Creating a Table (Tutorial)
Applies To: SQL Server 2016 Preview
To create a table, you must provide a name for the table, and the names and data types of each column in the table. It is also a good practice to indicate whether null values are allowed in each column.
Most tables have a primary key, made up of one or more columns of the table. A primary key is always unique. The Database Engine will enforce the restriction that any primary key value cannot be repeated in the table.
For a list of data types and links for a description of each, see Data Types (Transact-SQL).
The Database Engine can be installed as case sensitive or non-case sensitive. If the Database Engine is installed as case sensitive, object names must always have the same case. For example, a table named OrderData is a different table from a table named ORDERDATA. If the Database Engine is installed as non-case sensitive, those two table names are considered to be the same table, and that name can only be used one time.
To create a database to contain the new table
Enter the following code into a Query Editor window.
USE master; GO --Delete the TestData database if it exists. IF EXISTS(SELECT * from sys.databases WHERE name='TestData') BEGIN DROP DATABASE TestData; END --Create a new database called TestData. CREATE DATABASE TestData; Press the F5 key to execute the code and create the database.
Switch the Query Editor connection to the TestData database
In a Query Editor window, type and execute the following code to change your connection to the TestData database.
USE TestData GO
To create a table
In a Query Editor window, type and execute the following code to create a simple table named Products. The columns in the table are named ProductID, ProductName, Price, and ProductDescription. The ProductID column is the primary key of the table. int, varchar(25), money, and text are all data types. Only the Price and ProductionDescription columns can have no data when a row is inserted or changed. This statement contains an optional element (dbo.) called a schema. The schema is the database object that owns the table. If you are an administrator, dbo is the default schema. dbo stands for database owner.

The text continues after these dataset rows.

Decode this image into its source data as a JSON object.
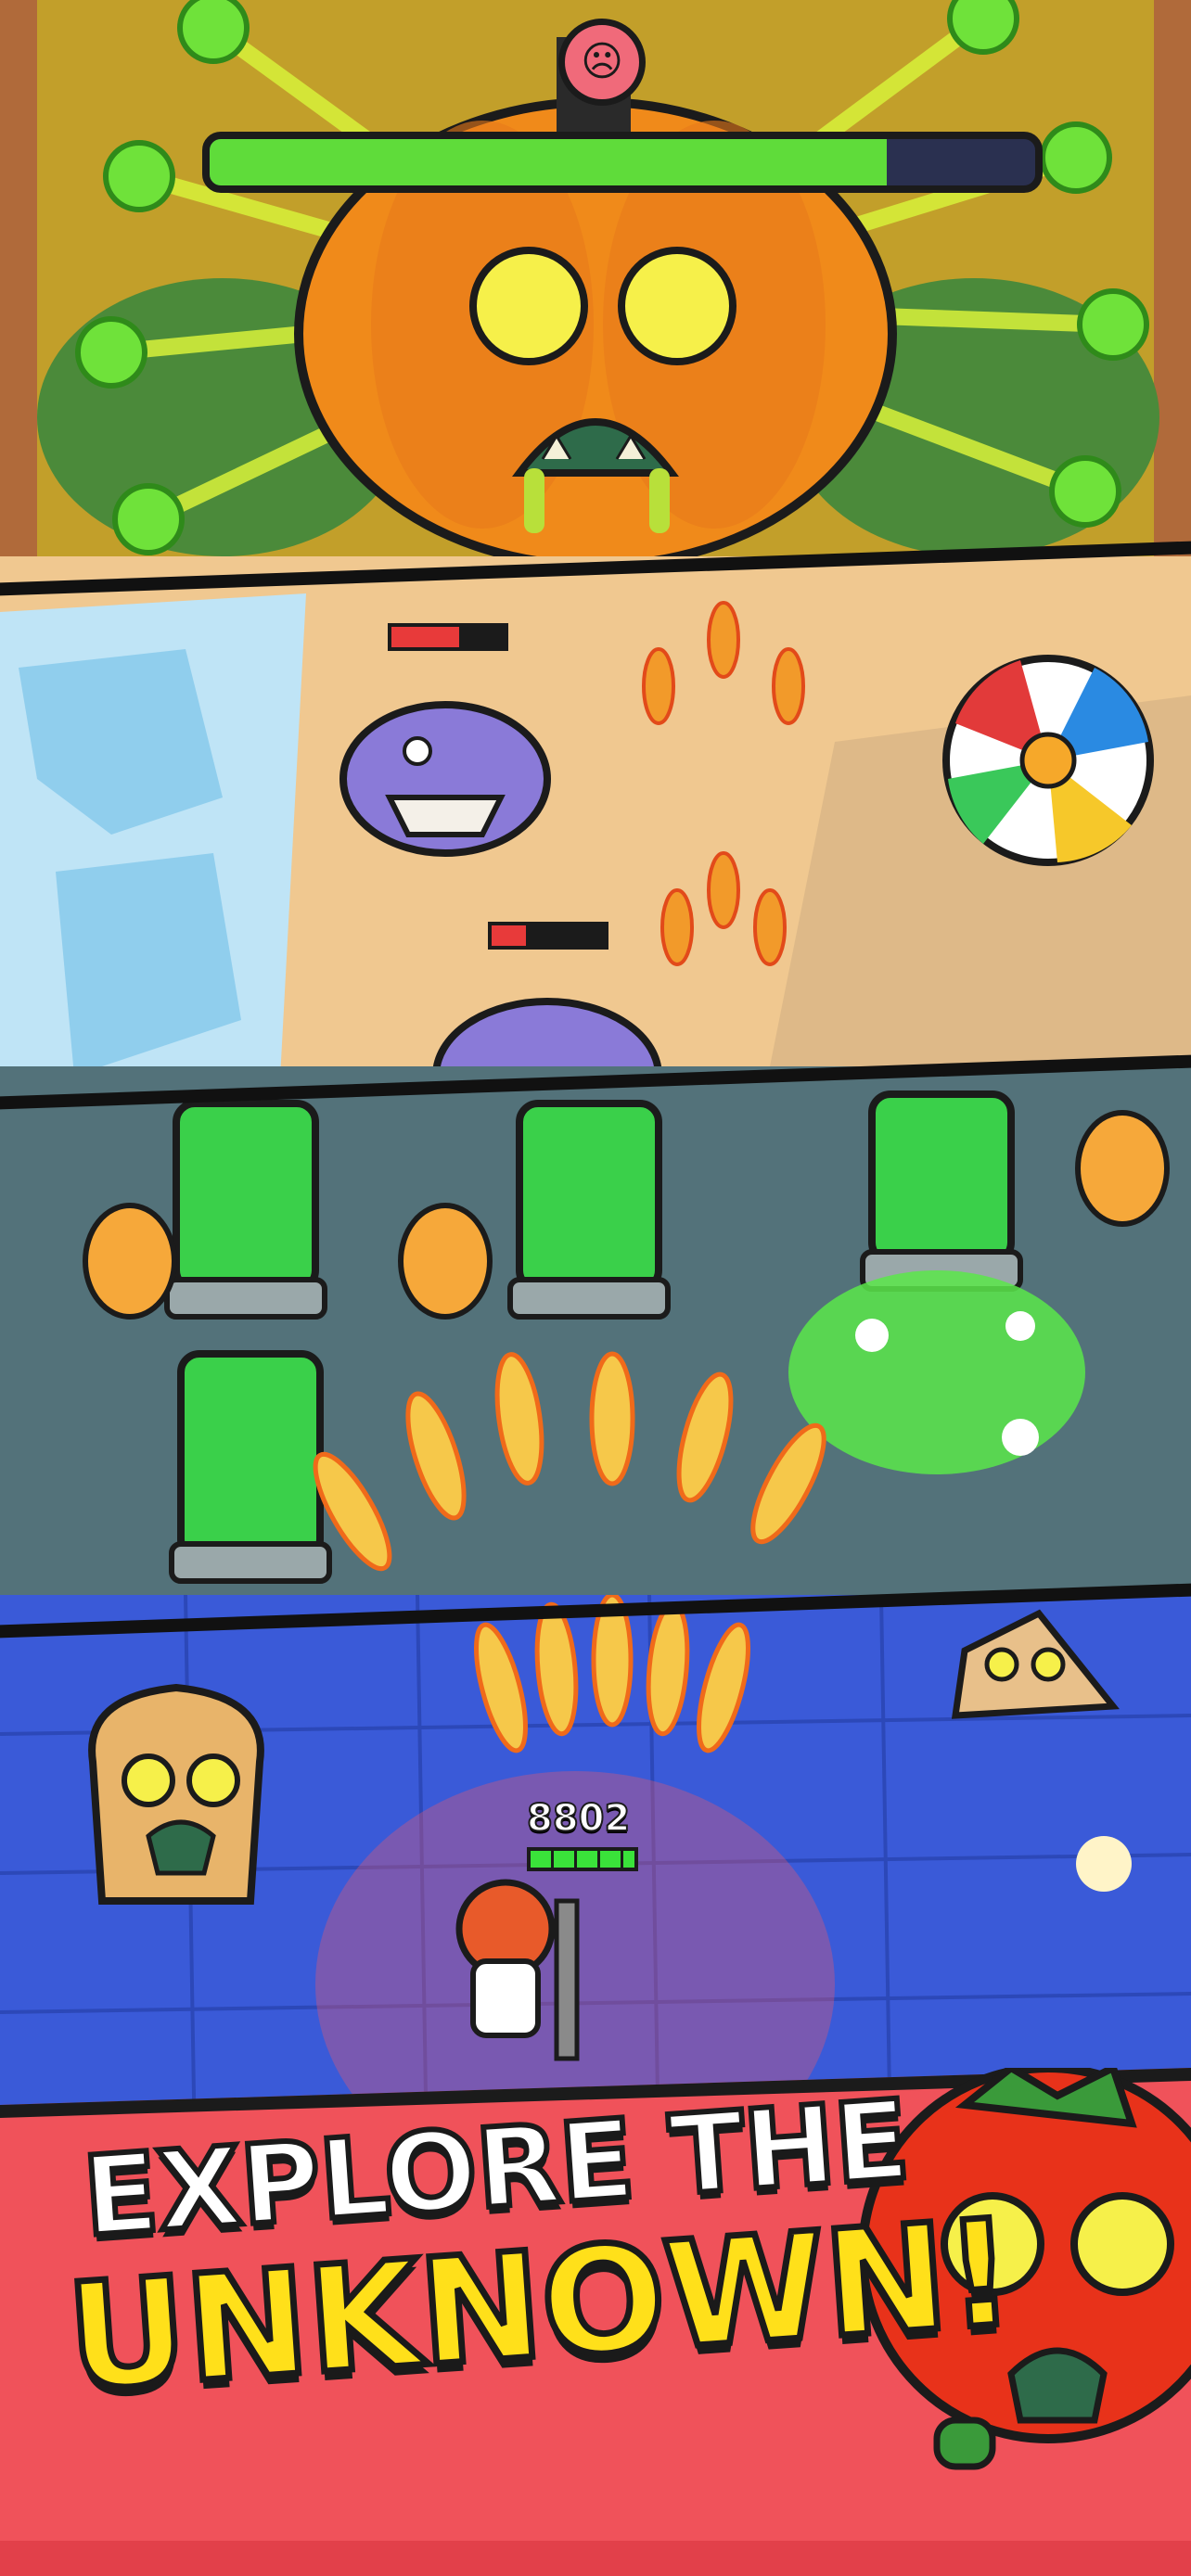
{
  "scenes": {
    "boss": {
      "boss_health_fraction": 0.82,
      "boss_name_icon": "angry-face-icon"
    },
    "beach": {
      "shark_top_health_fraction": 0.6,
      "shark_bottom_health_fraction": 0.3,
      "ball_icon": "beach-ball-icon"
    },
    "lab": {
      "enemy_icon": "zombie-icon"
    },
    "floor": {
      "player_score": "8802",
      "player_health_fraction": 1.0
    }
  },
  "banner": {
    "line1": "EXPLORE THE",
    "line2": "UNKNOWN!",
    "color_line1": "#ffffff",
    "color_line2": "#ffe01a",
    "color_background": "#f0525a"
  }
}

CREATE TABLE dbo.Products (ProductID int PRIMARY KEY NOT NULL, ProductName varchar(25) NOT NULL, Price money NULL, ProductDescription text NULL) GO